Problem to work on: All lines containing the string "this" must be copied from the entries.

##### Exercise data #####

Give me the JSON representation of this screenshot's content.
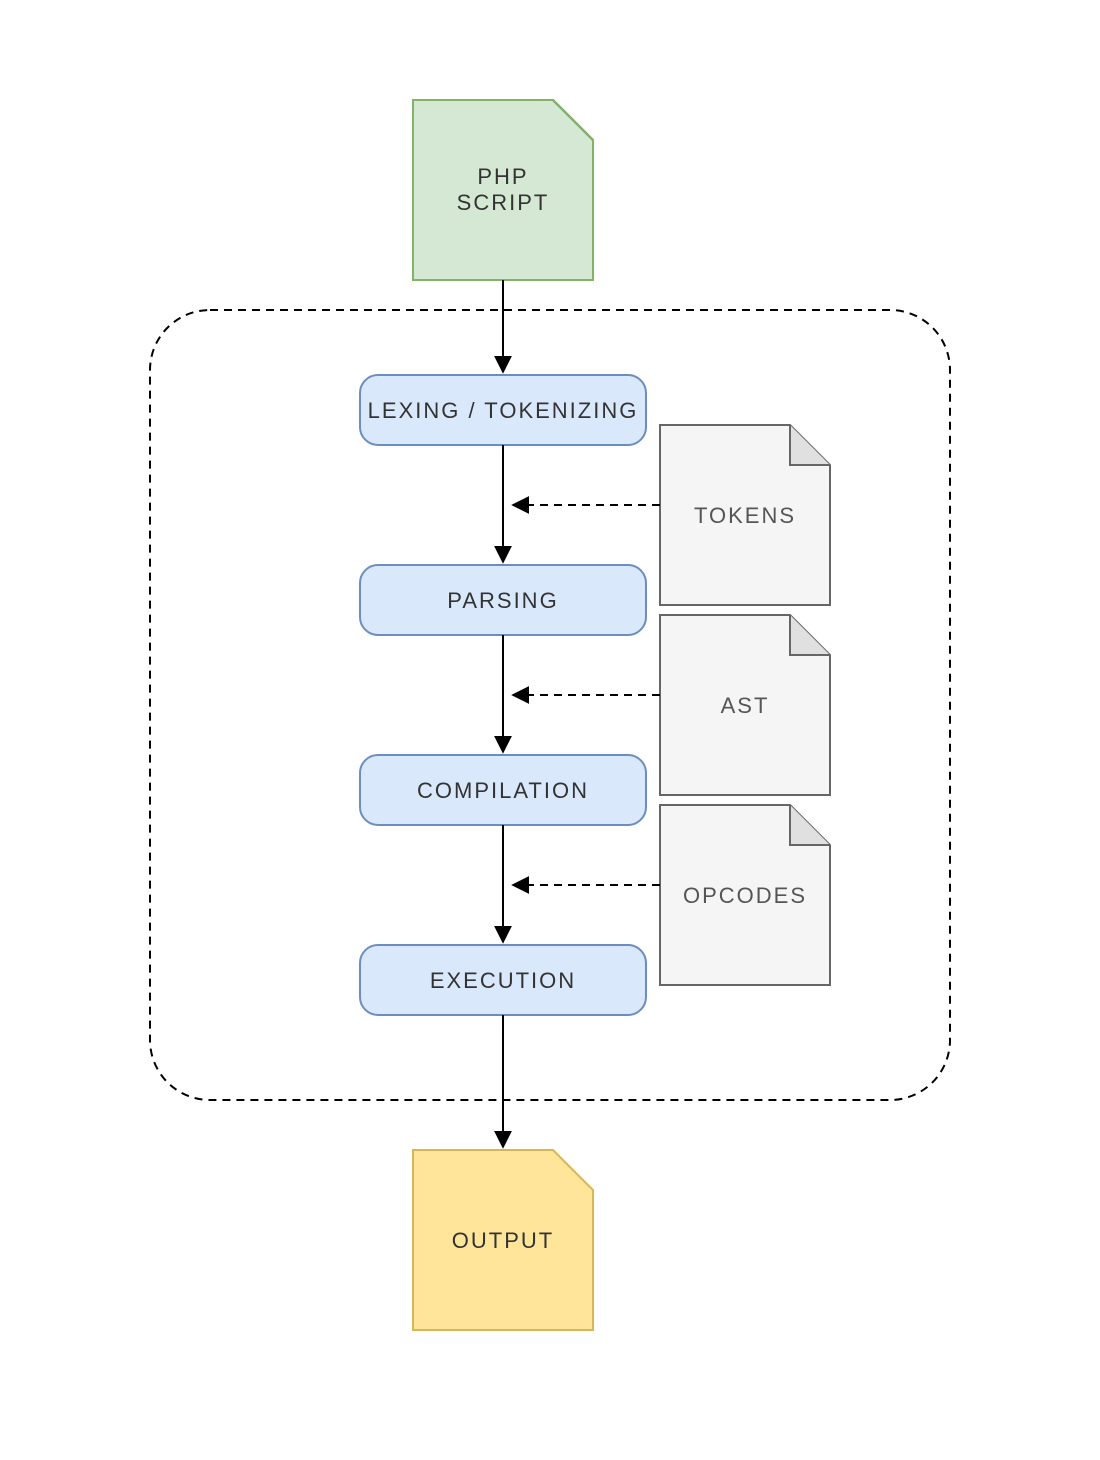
{
  "input": {
    "line1": "PHP",
    "line2": "SCRIPT",
    "fill": "#d5e8d4",
    "stroke": "#82b366"
  },
  "stages": [
    {
      "id": "lexing",
      "label": "LEXING / TOKENIZING"
    },
    {
      "id": "parsing",
      "label": "PARSING"
    },
    {
      "id": "compilation",
      "label": "COMPILATION"
    },
    {
      "id": "execution",
      "label": "EXECUTION"
    }
  ],
  "artifacts": [
    {
      "id": "tokens",
      "label": "TOKENS"
    },
    {
      "id": "ast",
      "label": "AST"
    },
    {
      "id": "opcodes",
      "label": "OPCODES"
    }
  ],
  "output": {
    "label": "OUTPUT",
    "fill": "#ffe599",
    "stroke": "#d6b656"
  },
  "stage_style": {
    "fill": "#dae8fc",
    "stroke": "#6c8ebf"
  },
  "artifact_style": {
    "fill": "#f5f5f5",
    "stroke": "#666666",
    "fold_fill": "#e0e0e0"
  }
}
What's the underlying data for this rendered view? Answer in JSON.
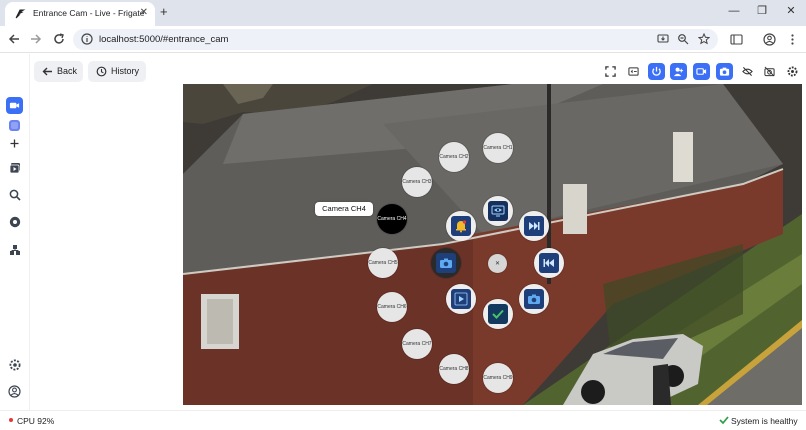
{
  "browser": {
    "tab_title": "Entrance Cam - Live - Frigate",
    "url": "localhost:5000/#entrance_cam",
    "new_tab": "+",
    "tab_close": "✕",
    "window_min": "—",
    "window_restore": "❐",
    "window_close": "✕"
  },
  "header": {
    "back_label": "Back",
    "history_label": "History"
  },
  "sidebar": {
    "items": [
      {
        "icon": "video-icon",
        "active": true
      },
      {
        "icon": "camera-group-icon",
        "active": false
      },
      {
        "icon": "plus-icon",
        "active": false
      },
      {
        "icon": "review-icon",
        "active": false
      },
      {
        "icon": "explore-icon",
        "active": false
      },
      {
        "icon": "export-icon",
        "active": false
      },
      {
        "icon": "system-icon",
        "active": false
      }
    ],
    "bottom": [
      {
        "icon": "settings-icon"
      },
      {
        "icon": "account-icon"
      }
    ]
  },
  "controls": [
    {
      "icon": "fullscreen-icon",
      "active": false
    },
    {
      "icon": "picture-in-picture-icon",
      "active": false
    },
    {
      "icon": "power-icon",
      "active": true
    },
    {
      "icon": "person-detect-icon",
      "active": true
    },
    {
      "icon": "record-icon",
      "active": true
    },
    {
      "icon": "snapshot-icon",
      "active": true
    },
    {
      "icon": "audio-off-icon",
      "active": false
    },
    {
      "icon": "autotrack-icon",
      "active": false
    },
    {
      "icon": "settings-gear-icon",
      "active": false
    }
  ],
  "radial_menu": {
    "tooltip": "Camera CH4",
    "cameras": [
      "Camera CH1",
      "Camera CH2",
      "Camera CH3",
      "Camera CH4",
      "Camera CH5",
      "Camera CH6",
      "Camera CH7",
      "Camera CH8",
      "Camera CH9"
    ],
    "active_camera": "Camera CH4",
    "center_label": "✕",
    "actions": [
      "bell-icon",
      "monitor-eye-icon",
      "skip-forward-icon",
      "skip-back-icon",
      "snapshot-icon",
      "record-camera-icon",
      "checkmark-icon",
      "play-icon"
    ]
  },
  "status": {
    "cpu": "CPU 92%",
    "health": "System is healthy"
  },
  "colors": {
    "accent": "#3b6ff5",
    "cpu_dot": "#e53935",
    "health": "#2e9e47"
  }
}
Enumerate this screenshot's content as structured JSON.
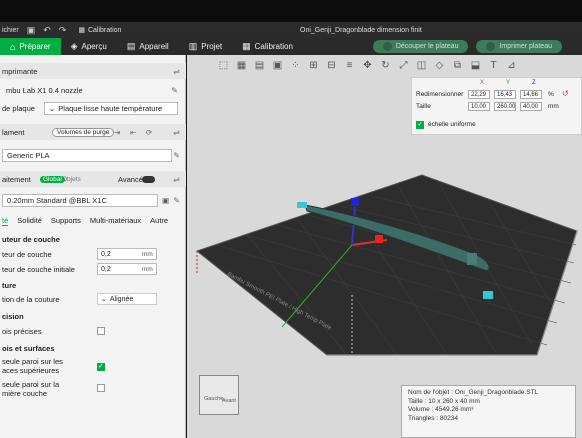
{
  "titlebar": {
    "menu": "ichier",
    "calibration": "Calibration",
    "filename": "Oni_Genji_Dragonblade dimension finit"
  },
  "tabs": [
    {
      "label": "Préparer",
      "icon": "home-icon"
    },
    {
      "label": "Aperçu",
      "icon": "layers-icon"
    },
    {
      "label": "Appareil",
      "icon": "device-icon"
    },
    {
      "label": "Projet",
      "icon": "project-icon"
    },
    {
      "label": "Calibration",
      "icon": "calibration-icon"
    }
  ],
  "actions": {
    "slice": "Découper le plateau",
    "print": "Imprimer plateau"
  },
  "left": {
    "printer_head": "mprimante",
    "printer_name": "mbu Lab X1 0.4 nozzle",
    "plate_label": "de plaque",
    "plate_value": "Plaque lisse haute température",
    "filament_label": "lament",
    "purge_label": "Volumes de purge",
    "filament_value": "Generic PLA",
    "process_label": "aitement",
    "global_label": "Global",
    "objets_label": "Objets",
    "avance_label": "Avancé",
    "profile_value": "0.20mm Standard @BBL X1C",
    "subtabs": [
      "té",
      "Solidité",
      "Supports",
      "Multi-matériaux",
      "Autre"
    ],
    "layer_head": "uteur de couche",
    "layer_height_label": "teur de couche",
    "layer_height_value": "0,2",
    "layer_height_unit": "mm",
    "first_layer_label": "teur de couche initiale",
    "first_layer_value": "0,2",
    "first_layer_unit": "mm",
    "seam_head": "ture",
    "seam_label": "tion de la couture",
    "seam_value": "Alignée",
    "precision_head": "cision",
    "precise_walls_label": "ois précises",
    "walls_head": "ois et surfaces",
    "single_wall_top_label1": "seule paroi sur les",
    "single_wall_top_label2": "aces supérieures",
    "single_wall_first_label1": "seule paroi sur la",
    "single_wall_first_label2": "mière couche"
  },
  "scale": {
    "axes": [
      "X",
      "Y",
      "Z"
    ],
    "resize_label": "Redimensionner",
    "resize_values": [
      "22,29",
      "16,43",
      "14,66"
    ],
    "resize_unit": "%",
    "size_label": "Taille",
    "size_values": [
      "10,00",
      "260,00",
      "40,00"
    ],
    "size_unit": "mm",
    "uniform_label": "échelle uniforme"
  },
  "info": {
    "name": "Nom de l'objet : Oni_Genji_Dragonblade.STL",
    "size": "Taille : 10 x 260 x 40 mm",
    "volume": "Volume : 4549.26 mm³",
    "triangles": "Triangles : 80234"
  },
  "cube": {
    "left": "Gauche",
    "front": "Avant"
  },
  "plate_text": "Bambu Smooth PEI Plate / High Temp Plate",
  "colors": {
    "accent": "#00ae42",
    "bed": "#2b2b2b"
  }
}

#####

Response:
Give me the JSON representation of this screenshot's content.
What's the underlying data for this rendered view? Answer in JSON.
Enumerate this screenshot's content as structured JSON.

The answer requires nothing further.